You don't have to be too astute to figure out that the Oscars have been in a free-fall for the last decade. Becoming a political show, having a problem getting someone, anyone, to host, all the noise about diversity and inclusion, a changing of the guard to a very woke and weak administration, and a steady decline in Hollywood's grip on filmed entertainment - have all blended into a toxic mixture for the Academy and Oscars.
Last week's Academy Awards Show was irrelevant, unentertaining, and unglamorous. The red carpet served as a metaphor for the blood-letting that we witnessed. It was filled with people we didn't know and movies we didn't watch. Only 9.9 million watched the event, a 60% decrease from last year's show which was at the previous low. The Oscars peaked in 1998 at viewership of 57 million.
After 93 years one would think that the Academy could get it right! The Awards show should be movie fan-focused. The "inclusion" should be Hollywood embracing and thanking not only themselves but the folks that go to the local cinema to be entertained, to live in fantasy for several hours, to view and adore their idols. Yet, the Oscars languish in a state of disconnect. One in which the winner of the Best Actor Award (Anthony Hopkins) wasn't present to accept - either in person or via video stream.
After the obvious acknowledgment that the Awards were a debacle, the Academy blamed the pandemic for the lousy Show and poor viewership numbers. One would think it should be the opposite. With people being sequestered in their homes there was a huge captive audience for the Oscar show.
Perhaps the Academy has finally got the message that they are on the wrong path. It has to get back to making the Awards show a gala, festive, and above all entertaining event. I'm not holding my breath.

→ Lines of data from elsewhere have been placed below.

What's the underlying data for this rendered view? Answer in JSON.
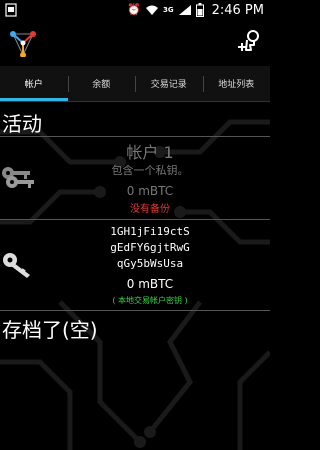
{
  "status_bar": {
    "network": "3G",
    "time": "2:46 PM"
  },
  "tabs": [
    {
      "label": "帐户"
    },
    {
      "label": "余额"
    },
    {
      "label": "交易记录"
    },
    {
      "label": "地址列表"
    }
  ],
  "active_section_title": "活动",
  "accounts": [
    {
      "name": "帐户 1",
      "description": "包含一个私钥。",
      "amount": "0 mBTC",
      "warning": "没有备份"
    },
    {
      "address_lines": [
        "1GH1jFi19ctS",
        "gEdFY6gjtRwG",
        "qGy5bWsUsa"
      ],
      "amount": "0 mBTC",
      "note": "( 本地交易帐户密钥 )"
    }
  ],
  "archived_section_title": "存档了(空)",
  "colors": {
    "accent": "#33b5e5",
    "warning": "#e53935",
    "note": "#3ad34a"
  }
}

The Academy Awards are passe' and have been in free-fall for at last 10+ years. The Oscars have no relevance to the average person nor to moviegoers - only 1.9 million in the 18-49 age group viewed this year's Show - which portends things to come.